▸ INFORMATION SUPPLIED:
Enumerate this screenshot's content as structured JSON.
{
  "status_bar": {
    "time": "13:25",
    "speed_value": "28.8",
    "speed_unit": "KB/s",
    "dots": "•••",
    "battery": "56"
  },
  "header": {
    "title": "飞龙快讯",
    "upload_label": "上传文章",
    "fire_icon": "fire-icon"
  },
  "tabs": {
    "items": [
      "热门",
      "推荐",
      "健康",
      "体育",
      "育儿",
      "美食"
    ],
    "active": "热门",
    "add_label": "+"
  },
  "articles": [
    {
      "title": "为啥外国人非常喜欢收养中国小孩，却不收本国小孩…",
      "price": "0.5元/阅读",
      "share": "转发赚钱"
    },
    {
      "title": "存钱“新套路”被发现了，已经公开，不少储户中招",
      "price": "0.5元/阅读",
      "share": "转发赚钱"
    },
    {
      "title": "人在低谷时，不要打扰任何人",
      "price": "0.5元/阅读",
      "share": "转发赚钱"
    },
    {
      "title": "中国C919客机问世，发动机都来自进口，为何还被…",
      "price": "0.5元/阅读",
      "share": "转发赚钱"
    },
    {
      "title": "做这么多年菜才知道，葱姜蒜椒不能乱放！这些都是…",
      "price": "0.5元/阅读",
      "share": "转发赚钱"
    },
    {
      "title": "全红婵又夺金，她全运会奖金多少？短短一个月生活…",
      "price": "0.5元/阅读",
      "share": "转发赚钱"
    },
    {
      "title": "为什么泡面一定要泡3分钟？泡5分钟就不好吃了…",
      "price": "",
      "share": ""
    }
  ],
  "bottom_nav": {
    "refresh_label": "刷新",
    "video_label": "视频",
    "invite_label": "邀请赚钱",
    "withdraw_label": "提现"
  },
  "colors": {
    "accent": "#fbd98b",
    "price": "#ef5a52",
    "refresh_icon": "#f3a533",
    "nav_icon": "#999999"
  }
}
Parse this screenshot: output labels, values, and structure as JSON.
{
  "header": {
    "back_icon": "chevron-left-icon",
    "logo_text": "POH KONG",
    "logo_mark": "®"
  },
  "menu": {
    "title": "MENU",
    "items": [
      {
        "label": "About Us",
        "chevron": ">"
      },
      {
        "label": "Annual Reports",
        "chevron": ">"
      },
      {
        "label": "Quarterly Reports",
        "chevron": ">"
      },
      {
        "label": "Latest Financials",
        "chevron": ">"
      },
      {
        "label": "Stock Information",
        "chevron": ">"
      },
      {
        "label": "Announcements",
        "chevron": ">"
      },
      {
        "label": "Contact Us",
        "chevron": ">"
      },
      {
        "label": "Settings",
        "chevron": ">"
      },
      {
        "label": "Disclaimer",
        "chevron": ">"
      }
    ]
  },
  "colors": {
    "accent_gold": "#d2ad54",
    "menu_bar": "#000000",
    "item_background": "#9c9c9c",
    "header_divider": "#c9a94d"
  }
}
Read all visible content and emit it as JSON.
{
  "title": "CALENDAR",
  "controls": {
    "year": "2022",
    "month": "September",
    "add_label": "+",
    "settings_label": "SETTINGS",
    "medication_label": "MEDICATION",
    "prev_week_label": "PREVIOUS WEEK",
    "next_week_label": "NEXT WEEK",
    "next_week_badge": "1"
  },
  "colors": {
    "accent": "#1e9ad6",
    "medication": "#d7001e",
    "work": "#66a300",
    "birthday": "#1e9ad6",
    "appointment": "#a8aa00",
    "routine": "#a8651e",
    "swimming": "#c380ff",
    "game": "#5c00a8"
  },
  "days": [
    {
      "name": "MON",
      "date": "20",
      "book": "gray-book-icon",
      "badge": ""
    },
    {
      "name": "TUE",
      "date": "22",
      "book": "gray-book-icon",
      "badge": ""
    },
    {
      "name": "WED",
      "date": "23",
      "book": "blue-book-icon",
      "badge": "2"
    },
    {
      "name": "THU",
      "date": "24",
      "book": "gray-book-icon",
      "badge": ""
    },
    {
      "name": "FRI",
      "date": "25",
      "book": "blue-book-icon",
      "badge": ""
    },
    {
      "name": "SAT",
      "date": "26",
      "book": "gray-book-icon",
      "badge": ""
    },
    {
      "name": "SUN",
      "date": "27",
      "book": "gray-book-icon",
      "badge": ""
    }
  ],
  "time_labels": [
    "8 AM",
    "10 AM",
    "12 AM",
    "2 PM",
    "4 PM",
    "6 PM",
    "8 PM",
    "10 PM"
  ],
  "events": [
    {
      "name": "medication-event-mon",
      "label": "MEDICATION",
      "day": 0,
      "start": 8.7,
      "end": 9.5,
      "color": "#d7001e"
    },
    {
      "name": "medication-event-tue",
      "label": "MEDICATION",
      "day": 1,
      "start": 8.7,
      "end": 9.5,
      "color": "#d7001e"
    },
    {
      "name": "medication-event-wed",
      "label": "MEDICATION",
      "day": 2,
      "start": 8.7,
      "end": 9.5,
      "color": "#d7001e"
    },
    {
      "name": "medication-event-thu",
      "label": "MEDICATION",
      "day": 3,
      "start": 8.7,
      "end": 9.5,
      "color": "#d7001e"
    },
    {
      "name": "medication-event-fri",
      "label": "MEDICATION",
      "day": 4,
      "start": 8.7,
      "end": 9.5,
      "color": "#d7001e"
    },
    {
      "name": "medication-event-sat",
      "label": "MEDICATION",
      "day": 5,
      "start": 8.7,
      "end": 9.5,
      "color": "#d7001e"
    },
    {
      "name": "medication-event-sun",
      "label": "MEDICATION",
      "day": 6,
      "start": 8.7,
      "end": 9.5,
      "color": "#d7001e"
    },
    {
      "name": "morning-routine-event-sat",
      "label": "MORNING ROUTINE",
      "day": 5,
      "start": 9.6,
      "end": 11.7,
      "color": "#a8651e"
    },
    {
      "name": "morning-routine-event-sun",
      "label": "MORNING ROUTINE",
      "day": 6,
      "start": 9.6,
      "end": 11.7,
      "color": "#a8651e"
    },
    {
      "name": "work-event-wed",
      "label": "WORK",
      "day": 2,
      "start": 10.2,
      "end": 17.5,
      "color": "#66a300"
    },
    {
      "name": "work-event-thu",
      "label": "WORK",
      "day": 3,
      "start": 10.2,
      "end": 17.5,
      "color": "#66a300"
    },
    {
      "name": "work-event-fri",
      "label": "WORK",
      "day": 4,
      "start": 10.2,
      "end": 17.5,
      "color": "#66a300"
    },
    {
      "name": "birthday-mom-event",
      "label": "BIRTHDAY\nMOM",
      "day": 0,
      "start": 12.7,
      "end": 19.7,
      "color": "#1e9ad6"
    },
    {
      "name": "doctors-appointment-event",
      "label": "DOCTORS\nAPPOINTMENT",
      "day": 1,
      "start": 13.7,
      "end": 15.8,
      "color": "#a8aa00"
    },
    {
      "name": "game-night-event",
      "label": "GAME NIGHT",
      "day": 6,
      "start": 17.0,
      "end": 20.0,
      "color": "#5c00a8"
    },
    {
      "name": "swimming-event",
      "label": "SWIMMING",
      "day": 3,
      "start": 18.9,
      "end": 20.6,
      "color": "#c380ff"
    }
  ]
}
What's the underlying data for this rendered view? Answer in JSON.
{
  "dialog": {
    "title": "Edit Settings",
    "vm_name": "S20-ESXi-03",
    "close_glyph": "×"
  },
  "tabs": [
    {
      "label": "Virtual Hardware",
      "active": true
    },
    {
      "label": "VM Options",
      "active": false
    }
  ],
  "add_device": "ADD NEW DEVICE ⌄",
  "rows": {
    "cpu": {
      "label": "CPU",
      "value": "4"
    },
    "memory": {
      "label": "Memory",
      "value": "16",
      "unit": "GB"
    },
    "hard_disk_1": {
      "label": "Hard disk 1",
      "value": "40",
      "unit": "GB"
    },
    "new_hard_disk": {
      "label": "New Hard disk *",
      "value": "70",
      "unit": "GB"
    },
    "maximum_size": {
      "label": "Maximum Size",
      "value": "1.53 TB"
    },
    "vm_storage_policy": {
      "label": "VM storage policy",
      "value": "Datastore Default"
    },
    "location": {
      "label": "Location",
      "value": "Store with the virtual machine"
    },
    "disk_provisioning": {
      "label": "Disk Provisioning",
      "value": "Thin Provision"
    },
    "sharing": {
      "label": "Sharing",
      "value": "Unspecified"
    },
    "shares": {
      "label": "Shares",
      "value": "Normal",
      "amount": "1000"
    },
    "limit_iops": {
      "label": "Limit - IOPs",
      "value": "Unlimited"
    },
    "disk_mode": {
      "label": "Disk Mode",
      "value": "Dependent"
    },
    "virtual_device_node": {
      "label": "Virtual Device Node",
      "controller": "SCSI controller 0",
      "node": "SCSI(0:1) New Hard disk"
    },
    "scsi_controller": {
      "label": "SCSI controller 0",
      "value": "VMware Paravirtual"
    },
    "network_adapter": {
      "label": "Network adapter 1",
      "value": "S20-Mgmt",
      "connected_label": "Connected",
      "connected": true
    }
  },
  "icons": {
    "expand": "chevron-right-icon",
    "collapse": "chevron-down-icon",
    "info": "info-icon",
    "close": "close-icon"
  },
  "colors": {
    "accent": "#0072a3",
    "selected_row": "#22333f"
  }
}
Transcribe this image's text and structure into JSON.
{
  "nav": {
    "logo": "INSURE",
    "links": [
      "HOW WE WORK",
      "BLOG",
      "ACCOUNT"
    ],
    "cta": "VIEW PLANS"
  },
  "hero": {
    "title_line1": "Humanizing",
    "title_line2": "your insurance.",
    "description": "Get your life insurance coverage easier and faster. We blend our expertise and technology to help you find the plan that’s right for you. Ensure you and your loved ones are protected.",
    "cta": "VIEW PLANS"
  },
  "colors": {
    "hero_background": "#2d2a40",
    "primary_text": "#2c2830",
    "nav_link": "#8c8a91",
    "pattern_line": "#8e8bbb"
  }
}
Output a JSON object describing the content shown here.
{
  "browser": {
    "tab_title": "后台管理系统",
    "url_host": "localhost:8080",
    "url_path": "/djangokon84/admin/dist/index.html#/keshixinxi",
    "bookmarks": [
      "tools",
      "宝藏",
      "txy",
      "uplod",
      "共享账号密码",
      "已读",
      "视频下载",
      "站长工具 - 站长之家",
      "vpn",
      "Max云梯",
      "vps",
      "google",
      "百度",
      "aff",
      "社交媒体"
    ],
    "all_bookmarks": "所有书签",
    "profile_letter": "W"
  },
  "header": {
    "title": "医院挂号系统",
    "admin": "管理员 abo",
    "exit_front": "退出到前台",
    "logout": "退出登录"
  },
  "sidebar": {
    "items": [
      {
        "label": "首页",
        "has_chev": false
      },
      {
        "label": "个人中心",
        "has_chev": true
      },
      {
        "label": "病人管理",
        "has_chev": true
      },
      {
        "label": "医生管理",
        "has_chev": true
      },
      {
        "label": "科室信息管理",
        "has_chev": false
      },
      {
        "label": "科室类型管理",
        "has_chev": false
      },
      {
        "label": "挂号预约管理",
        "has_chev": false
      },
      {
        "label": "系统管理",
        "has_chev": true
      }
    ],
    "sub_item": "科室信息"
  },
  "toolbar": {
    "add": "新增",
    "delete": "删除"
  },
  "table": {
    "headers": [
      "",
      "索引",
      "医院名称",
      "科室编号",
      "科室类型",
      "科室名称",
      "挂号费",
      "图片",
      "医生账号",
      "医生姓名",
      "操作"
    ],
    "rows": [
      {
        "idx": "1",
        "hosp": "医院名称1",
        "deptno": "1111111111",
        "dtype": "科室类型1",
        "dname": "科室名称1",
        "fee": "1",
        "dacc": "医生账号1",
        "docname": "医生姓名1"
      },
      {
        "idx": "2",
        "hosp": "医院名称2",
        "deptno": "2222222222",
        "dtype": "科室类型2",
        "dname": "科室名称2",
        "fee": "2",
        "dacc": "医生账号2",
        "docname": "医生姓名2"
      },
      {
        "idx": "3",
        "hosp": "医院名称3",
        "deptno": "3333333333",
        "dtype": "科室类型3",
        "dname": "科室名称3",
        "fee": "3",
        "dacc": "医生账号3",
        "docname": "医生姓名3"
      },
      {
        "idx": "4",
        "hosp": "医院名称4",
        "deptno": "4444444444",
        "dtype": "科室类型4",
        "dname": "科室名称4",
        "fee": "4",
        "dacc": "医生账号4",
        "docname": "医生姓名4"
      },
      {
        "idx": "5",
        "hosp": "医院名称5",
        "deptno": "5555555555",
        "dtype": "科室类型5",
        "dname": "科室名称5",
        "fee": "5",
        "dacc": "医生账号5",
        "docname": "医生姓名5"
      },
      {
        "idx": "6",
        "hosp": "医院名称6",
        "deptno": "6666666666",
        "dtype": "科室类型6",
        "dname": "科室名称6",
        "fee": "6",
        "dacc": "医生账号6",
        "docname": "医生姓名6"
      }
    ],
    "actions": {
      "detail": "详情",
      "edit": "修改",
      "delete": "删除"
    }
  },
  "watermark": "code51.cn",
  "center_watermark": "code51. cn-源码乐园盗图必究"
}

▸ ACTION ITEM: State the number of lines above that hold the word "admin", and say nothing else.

▸ RESULT OF THE EXERCISE: 2